- Masuyama, A.; Endo, C.; Takeda, S.; Nojima, M. Ozone-cleavable gemini surfactants, a new candidate for an environmentally friendly surfactant. Chem. Commun. 1998, 18, 2023–2024. [Google Scholar] [CrossRef]
- Masuyama, A.; Endo, C.; Takeda, S.Y.; Nojima, M.; Ono, D.; Takeda, T. Ozone-cleavable gemini surfactants. Their surface-active properties, ozonolysis, and biodegradability. Langmuir 2000, 16, 368–373. [Google Scholar] [CrossRef]
- Tatsumi, T.; Zhang, W.; Kida, T.; Nakatsuji, Y.; Ono, D.; Takeda, T.; Ikeda, I. Novel hydrolyzable and biodegradable cationic gemini surfactants: 1,3-bis[(acyloxyalkyl)-dimethylammonio]-2-hydroxypropane dichloride. J. Surfact. Deterg. 2000, 3, 167–172. [Google Scholar] [CrossRef]
- Perez, L.; García, T.; Ribosa, I.; Vinardell, P.; Manresa, A.; Infante, M.R. Biological properties of arginine-based gemini cationic surfactants. Environ. Toxicol. Chem. 2002, 21, 1279–1285. [Google Scholar] [CrossRef]
- Li, J.; Dahanayake, M.; Reierson, R.L.; Tracy, D.J. Amphoteric surfactants having multiple hydrophobic and hydrophilic groups. U.S. Patent 5914310, 22 June 1999. [Google Scholar]
- O’Lenick, A.J.; O’Lenick, K.A. Surfactants Based upon Alkyl Polyglycosides. U.S. Patent 6627612, 30 September 2003. [Google Scholar]
- Zoller, U.; Sosis, P. Handbook of Detergents, Part F: Production (Surfactant Science); CRC Press: Boca Raton, FL, USA, 2008. [Google Scholar]
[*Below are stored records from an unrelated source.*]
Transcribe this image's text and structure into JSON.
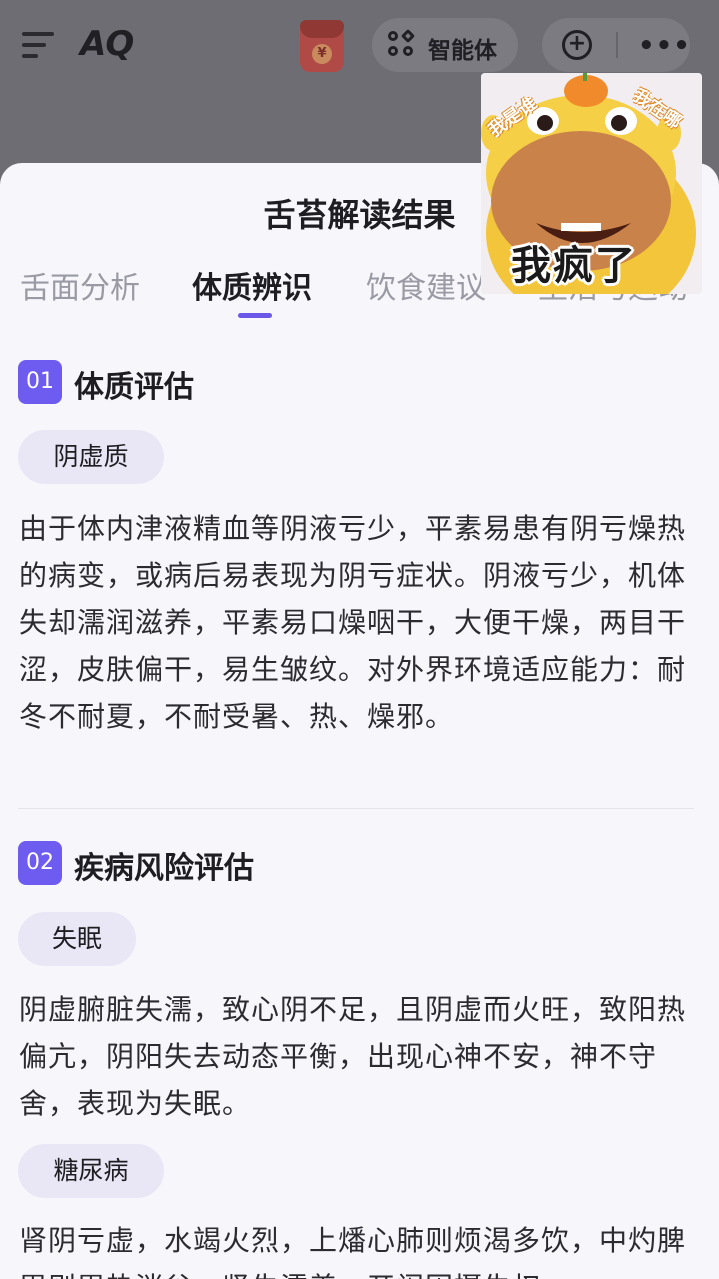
{
  "header": {
    "logo": "AQ",
    "redpacket_symbol": "¥",
    "agent_label": "智能体",
    "more_symbol": "•••",
    "new_chat_symbol": "+"
  },
  "sheet": {
    "title": "舌苔解读结果",
    "tabs": [
      {
        "label": "舌面分析"
      },
      {
        "label": "体质辨识"
      },
      {
        "label": "饮食建议"
      },
      {
        "label": "生活与运动"
      }
    ],
    "active_tab": 1,
    "sections": [
      {
        "number": "01",
        "title": "体质评估",
        "tag": "阴虚质",
        "text": "由于体内津液精血等阴液亏少，平素易患有阴亏燥热的病变，或病后易表现为阴亏症状。阴液亏少，机体失却濡润滋养，平素易口燥咽干，大便干燥，两目干涩，皮肤偏干，易生皱纹。对外界环境适应能力：耐冬不耐夏，不耐受暑、热、燥邪。"
      },
      {
        "number": "02",
        "title": "疾病风险评估",
        "items": [
          {
            "tag": "失眠",
            "text": "阴虚腑脏失濡，致心阴不足，且阴虚而火旺，致阳热偏亢，阴阳失去动态平衡，出现心神不安，神不守舍，表现为失眠。"
          },
          {
            "tag": "糖尿病",
            "text": "肾阴亏虚，水竭火烈，上燔心肺则烦渴多饮，中灼脾胃则胃热消谷，肾失濡养，开阖固摄失权"
          }
        ]
      }
    ]
  },
  "sticker": {
    "caption": "我疯了",
    "corner_left": "我是谁",
    "corner_right": "我在哪"
  },
  "colors": {
    "accent": "#6e5cf0",
    "tag_bg": "#e9e7f5",
    "sheet_bg": "#f7f6fb",
    "overlay": "#6e6d74"
  }
}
© 2013 by the authors; licensee MDPI, Basel, Switzerland. This article is an open access article distributed under the terms and conditions of the Creative Commons Attribution license (http://creativecommons.org/licenses/by/3.0/).